Methylmalonic aciduria due to methylmalonyl-CoA mutase deficiency
Vitamin B12-unresponsive methylmalonic acidemia type mut-, or methylmalonic aciduria due to methylmalonyl-CoA mutase deficiency, is an inborn error of metabolism characterized by recurrent ketoacidotic comas or transient vomiting, dehydration, hypotonia and intellectual deficit, which does not respond to administration of vitamin B12.
The prevalence of this form of the disease is unknown but to date have reported more than 450 cases.
The disease is caused by partial deficiency in the activity of the mitochondrial vitamin B12-dependent enzyme methylmalonyl-CoA mutase which is a result of mutations in the MUT gene (6p21). It is transmitted as an autosomal recessive trait.
The disease usually occurs in the first weeks of life, although cases of later onset have been described, clinical manifestations include lethargy, failure to thrive, recurrent vomiting, dehydration, respiratory distress, muscle hypotonia, developmental delay, intellectual deficit, hepatomegaly and coma. Patients may show signs of anemia. They may also have potentially life-threatening ketoacidosis or hyperammonemia, renal and neurological complications, metabolic stroke and cardiomyopathy.
Vitamin B12-unresponsive methylmalonic acidemia type mut- is generally less severe than vitamin B12-unresponsive methylmalonic acidemia type mut0, and may in some cases respond to vitamin B12 therapy.

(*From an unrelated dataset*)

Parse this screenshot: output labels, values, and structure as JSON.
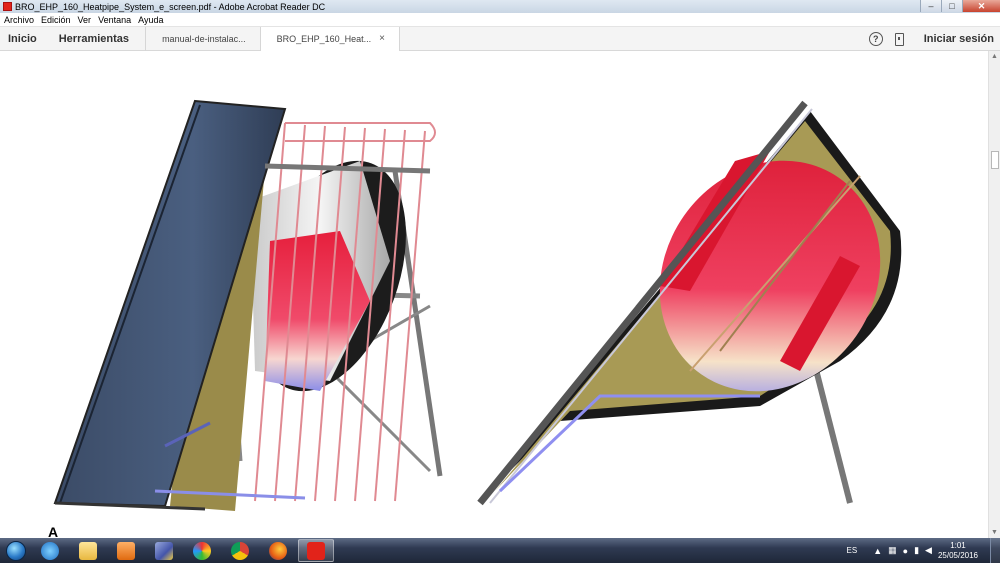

Long term complications include metabolic stroke and development of end stage renal failure. These complications are more frequent in mut0 than in mut-.
Gene or region studied